“No twisting or jerking,” she said. “Use a smooth motion pulling up.”
Padgett warned against using other strategies.
“Don’t use Vaseline or try to burn the tick or use a cotton swab soaked in soft soap or any of these other techniques that might take a little longer or might not work at all,” she said. “You really want to remove the tick as soon as possible.”
Time is of the essence. If an infected tick bites humans, it actually takes at least 24 hours before Lyme bacteria start swimming out in the saliva the tick drips into its host.
So don’t worry if the tick’s mouth parts — the ones covered in those tenacious hooks — stay behind when you pull.
“The mouth parts are not going to transmit disease to people,” said Padgett.
Once the tick’s body is no longer attached, it can’t transmit bacteria. And if the mouth stays behind in your skin, it will eventually work its way out, sort of like a splinter does, she said.
About 100 cases of Lyme disease are diagnosed each year in California, where infections occur mainly in Northern California. Ticks need humid environments and don’t do well in the desert.
The Centers for Disease Control and Prevention estimates that more than 300,000 cases of Lyme disease occur each year in the United States, mainly in the Northeast and upper Midwest. Initial symptoms may include headaches, fatigue, and muscle and joint pain, as well as a rash at the site of the bite that develops up to a month later. If the infection isn’t treated with antibiotics, it can lead to problems such as nerve pain.
The spring brings a particular threat to Northern California, where small immature ticks called nymphs become more abundant. Nymphs can be found year-round in Northern California, but their activity peaks in late spring through early summer, according to the California Department of Public Health.
Nymphs are hard to find because they’re about the size of a poppyseed and less colorful than the red female adult western blacklegged ticks that are active in Northern California’s forests in the winter. Nymphs are light brown, with dark innards visible through their translucent bodies.
“Most people are infected by nymphal ticks because they’re small and you tend not to catch them,” said Tara Roth, an ecologist with the San Mateo County Mosquito and Vector Control District.
Nymphs are also more of a threat than adult ticks because they’re more likely to carry Lyme bacteria, said Padgett.
Adult ticks carry Lyme bacteria less often than nymphs because of a biological quirk in California. Ticks that carry Lyme bacteria and feed on the western fence lizard lose their infection in the process. The lizard’s blood actually clears the infection, said Andrea Swei, who studies ticks and disease transmission at San Francisco State University.
Ticks most commonly feed on the lizards when they’re larvae and nymphs. If a nymph had been infected before it fed on a lizard, it will no longer be infected after it grows into an adult.

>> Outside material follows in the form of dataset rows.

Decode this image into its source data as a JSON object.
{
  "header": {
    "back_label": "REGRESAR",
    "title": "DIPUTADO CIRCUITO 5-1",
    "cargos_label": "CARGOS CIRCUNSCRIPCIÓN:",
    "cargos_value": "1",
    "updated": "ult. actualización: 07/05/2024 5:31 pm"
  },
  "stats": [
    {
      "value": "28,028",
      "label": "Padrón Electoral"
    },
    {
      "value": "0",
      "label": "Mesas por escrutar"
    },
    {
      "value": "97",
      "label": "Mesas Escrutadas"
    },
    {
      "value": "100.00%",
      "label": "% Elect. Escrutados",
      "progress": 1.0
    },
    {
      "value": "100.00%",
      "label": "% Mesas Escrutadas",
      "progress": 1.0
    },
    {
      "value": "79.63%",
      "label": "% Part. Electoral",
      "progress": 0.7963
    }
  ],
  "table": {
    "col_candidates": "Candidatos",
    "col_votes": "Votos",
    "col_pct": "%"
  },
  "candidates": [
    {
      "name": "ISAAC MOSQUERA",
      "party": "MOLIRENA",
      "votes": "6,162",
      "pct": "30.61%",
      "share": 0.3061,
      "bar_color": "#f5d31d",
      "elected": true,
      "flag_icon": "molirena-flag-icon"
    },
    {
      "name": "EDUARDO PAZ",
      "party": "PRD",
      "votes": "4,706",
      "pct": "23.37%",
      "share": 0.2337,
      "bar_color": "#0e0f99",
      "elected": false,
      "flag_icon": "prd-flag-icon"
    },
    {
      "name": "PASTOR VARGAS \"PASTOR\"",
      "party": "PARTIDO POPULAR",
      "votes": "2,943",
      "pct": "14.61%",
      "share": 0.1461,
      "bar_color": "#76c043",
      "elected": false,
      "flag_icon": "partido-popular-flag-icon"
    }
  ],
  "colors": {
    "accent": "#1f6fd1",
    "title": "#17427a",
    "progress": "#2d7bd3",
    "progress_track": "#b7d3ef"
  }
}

Studies in Northern California indicate that western blacklegged nymphs are most commonly found in leaf litter, and on wood products such as downed logs, tree trunks and even wooden picnic tables, according to the state public health department.
“We also find them on mossy rocks,” said Padgett.
Experts say a key way to avoid tick bites is to be prepared. Wear long pants and put on repellent next time you’re planning a hike or picnic in an area where ticks and their impressive hooks may be lurking.